There are many individuals who are now going into home flipping as a hobby. Whether you're trying to renovate a home for a fast sale or trying to invest in your very first rental property, there are some things about the home loan process that you'll find different from when you bought your first residential home. Here are a few things that you're going to have to remember.

Your Insurance and Property Tax Requirements Will Be Different

You should expect to pay more in both insurance and property tax than you paid with your first home. This is because an investment property doesn't qualify for homestead exemptions (property tax) or homeowner's policies (insurance). Instead, you'll need to pay the full amount of property tax and for a real property insurance policy. Banks generally require that these be paid monthly in order for the mortgage to be considered on time, and may even collect these amounts from you in escrow in order to ensure it. Thus, your monthly costs may be much higher than you expect.

You Will Need a Larger Down Payment

When you bought your first home, it's possible that you put as little as 3.5% down -- with a first-time mortgage. If you're a veteran, you may have put as little as 0% down. This is a far cry from traditional 20% mortgages. But for an investment property the lowest you can usually get is 10%, and even that is through specific foreclosure-only mortgage loans. For the most part, you'll need to put 20% to 30% down -- plan accordingly.

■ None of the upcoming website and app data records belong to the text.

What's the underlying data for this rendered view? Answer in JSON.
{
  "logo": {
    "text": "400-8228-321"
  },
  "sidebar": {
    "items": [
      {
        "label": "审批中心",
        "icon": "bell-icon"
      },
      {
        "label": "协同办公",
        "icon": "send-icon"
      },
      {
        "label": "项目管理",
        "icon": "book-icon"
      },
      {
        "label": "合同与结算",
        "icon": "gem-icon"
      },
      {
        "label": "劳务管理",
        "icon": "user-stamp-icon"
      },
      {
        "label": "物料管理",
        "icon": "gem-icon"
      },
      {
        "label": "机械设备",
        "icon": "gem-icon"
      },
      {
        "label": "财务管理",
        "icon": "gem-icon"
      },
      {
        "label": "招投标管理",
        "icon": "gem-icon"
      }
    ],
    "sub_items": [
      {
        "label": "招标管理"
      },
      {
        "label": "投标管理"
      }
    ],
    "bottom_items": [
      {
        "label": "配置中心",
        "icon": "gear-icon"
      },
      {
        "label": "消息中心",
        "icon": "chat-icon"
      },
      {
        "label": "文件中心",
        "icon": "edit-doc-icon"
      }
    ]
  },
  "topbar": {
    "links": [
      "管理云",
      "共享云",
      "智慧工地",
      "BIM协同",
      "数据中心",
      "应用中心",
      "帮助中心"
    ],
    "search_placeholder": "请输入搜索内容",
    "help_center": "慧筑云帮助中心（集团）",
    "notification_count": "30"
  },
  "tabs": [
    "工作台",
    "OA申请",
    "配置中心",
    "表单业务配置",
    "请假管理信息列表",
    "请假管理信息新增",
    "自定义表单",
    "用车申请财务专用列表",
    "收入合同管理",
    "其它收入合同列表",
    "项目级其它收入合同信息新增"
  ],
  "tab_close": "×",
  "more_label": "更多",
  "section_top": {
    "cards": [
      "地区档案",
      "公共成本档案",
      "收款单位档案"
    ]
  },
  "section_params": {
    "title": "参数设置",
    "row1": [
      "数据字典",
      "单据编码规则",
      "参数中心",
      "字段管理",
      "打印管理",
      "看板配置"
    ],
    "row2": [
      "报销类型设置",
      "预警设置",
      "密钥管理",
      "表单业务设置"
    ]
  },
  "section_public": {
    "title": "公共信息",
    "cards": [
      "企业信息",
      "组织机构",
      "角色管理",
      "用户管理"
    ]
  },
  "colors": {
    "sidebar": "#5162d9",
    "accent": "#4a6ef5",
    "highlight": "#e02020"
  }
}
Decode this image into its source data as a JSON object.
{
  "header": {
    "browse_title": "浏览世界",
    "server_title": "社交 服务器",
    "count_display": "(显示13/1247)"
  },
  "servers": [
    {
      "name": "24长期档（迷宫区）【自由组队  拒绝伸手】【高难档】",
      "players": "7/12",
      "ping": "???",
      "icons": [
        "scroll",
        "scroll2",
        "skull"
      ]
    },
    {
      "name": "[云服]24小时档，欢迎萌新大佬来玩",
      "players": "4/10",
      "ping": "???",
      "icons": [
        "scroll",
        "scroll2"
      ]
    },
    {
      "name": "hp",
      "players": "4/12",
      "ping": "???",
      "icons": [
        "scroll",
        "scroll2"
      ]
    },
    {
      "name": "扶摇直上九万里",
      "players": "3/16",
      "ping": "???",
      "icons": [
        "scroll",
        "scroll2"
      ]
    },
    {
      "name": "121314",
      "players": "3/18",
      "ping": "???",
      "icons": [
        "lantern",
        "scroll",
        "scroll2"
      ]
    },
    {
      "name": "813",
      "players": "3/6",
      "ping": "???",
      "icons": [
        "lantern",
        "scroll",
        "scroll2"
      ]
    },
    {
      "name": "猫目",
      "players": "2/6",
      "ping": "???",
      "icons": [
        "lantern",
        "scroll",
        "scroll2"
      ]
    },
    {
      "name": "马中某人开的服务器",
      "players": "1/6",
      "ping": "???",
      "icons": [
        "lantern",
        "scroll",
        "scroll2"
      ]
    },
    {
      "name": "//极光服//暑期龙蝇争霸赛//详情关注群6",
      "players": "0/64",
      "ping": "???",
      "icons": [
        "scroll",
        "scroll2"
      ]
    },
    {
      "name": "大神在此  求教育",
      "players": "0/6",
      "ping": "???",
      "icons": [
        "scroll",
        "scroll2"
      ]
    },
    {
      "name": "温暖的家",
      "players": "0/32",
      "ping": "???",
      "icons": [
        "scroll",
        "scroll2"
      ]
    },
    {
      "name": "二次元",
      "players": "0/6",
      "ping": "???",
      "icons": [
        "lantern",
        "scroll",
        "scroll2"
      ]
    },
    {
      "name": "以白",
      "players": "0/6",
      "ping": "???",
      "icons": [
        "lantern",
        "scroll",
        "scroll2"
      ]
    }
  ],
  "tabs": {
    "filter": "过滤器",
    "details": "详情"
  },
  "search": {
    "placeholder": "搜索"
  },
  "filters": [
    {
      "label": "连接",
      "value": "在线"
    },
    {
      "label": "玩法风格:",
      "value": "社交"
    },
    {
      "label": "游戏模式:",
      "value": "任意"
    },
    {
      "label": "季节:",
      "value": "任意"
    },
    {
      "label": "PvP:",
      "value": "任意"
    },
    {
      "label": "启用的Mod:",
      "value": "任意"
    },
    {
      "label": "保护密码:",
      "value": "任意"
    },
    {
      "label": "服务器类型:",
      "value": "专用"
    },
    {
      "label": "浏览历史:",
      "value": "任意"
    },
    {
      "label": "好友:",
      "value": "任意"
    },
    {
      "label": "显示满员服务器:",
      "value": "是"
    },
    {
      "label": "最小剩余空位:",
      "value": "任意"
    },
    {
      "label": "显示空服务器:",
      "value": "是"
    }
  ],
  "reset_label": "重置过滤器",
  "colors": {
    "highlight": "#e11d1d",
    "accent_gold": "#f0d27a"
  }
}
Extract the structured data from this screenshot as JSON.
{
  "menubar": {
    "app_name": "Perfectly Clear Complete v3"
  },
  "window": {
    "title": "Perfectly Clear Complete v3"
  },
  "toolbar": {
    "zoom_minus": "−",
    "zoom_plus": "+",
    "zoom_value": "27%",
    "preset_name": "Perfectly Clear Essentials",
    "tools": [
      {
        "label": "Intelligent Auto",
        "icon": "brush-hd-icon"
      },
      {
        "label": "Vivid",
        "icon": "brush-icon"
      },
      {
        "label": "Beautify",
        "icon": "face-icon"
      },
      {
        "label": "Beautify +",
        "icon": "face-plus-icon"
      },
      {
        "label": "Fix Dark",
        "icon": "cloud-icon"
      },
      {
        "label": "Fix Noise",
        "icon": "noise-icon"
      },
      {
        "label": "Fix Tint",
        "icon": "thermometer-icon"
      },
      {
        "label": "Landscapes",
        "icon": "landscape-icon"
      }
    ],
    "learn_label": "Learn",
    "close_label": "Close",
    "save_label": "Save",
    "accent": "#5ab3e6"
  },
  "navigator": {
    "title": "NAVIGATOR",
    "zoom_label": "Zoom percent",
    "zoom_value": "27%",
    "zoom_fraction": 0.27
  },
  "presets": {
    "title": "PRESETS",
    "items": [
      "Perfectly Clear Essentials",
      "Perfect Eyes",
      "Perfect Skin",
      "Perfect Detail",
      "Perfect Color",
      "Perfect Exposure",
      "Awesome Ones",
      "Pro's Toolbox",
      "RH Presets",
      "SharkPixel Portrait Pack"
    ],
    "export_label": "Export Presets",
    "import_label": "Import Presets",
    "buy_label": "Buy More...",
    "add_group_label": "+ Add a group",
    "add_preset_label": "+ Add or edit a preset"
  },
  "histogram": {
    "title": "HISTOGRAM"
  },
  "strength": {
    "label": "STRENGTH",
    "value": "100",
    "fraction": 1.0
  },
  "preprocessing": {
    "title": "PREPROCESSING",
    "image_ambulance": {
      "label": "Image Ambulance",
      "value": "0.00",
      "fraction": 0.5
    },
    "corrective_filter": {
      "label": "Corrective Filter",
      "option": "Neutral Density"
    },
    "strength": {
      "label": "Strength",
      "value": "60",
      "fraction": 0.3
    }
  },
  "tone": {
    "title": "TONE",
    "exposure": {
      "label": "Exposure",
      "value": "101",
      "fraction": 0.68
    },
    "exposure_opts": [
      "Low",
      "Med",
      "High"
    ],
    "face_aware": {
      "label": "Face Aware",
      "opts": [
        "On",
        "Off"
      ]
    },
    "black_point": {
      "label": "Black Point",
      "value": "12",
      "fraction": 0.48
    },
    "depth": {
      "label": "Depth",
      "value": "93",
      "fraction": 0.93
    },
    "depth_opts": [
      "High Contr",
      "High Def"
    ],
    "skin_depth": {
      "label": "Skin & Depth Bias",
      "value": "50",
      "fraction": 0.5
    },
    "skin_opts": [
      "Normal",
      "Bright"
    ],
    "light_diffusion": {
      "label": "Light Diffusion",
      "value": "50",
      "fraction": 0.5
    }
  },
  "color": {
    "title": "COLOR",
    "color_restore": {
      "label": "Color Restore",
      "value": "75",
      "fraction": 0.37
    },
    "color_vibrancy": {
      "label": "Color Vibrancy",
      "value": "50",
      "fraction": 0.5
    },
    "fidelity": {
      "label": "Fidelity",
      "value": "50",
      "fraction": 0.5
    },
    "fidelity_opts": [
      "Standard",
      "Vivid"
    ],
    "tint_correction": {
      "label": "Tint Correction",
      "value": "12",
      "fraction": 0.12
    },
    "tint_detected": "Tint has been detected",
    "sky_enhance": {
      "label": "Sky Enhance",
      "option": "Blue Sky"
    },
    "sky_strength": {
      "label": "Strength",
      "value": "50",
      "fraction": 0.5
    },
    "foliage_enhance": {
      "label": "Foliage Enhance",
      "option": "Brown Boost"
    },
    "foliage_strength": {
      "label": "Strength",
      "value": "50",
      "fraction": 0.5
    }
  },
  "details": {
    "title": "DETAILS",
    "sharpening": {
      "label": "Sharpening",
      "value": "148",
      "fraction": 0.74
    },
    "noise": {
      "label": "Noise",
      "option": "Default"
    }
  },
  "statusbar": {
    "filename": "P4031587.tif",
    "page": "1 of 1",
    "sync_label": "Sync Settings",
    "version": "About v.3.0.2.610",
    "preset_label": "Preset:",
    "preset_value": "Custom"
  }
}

Your Income Will Need to be Greater

Banks will need to see that you can support both your current property and the property that you are purchasing. But it isn't just that -- they also need to know that you'll be able to afford repairs and maintenance as needed, so you'll have to have a buffer. In general, you should always make sure that your income is up and that your expenses are as low as possible before you go for an investment loan. Different banks have different lending criteria, but nearly all of them are going to factor in the complete cost of maintaining this housing, without considering your potential for profit.

Of course, in an ideal world most home flipping would be done with cash only purchases. But the reality is that most people need home loans -- and home loans make it easy to parlay just a few dollars in cash into a significant investment. You just need to remember that the process of getting a home loan for an investment property is substantially different than getting one for an occupied property.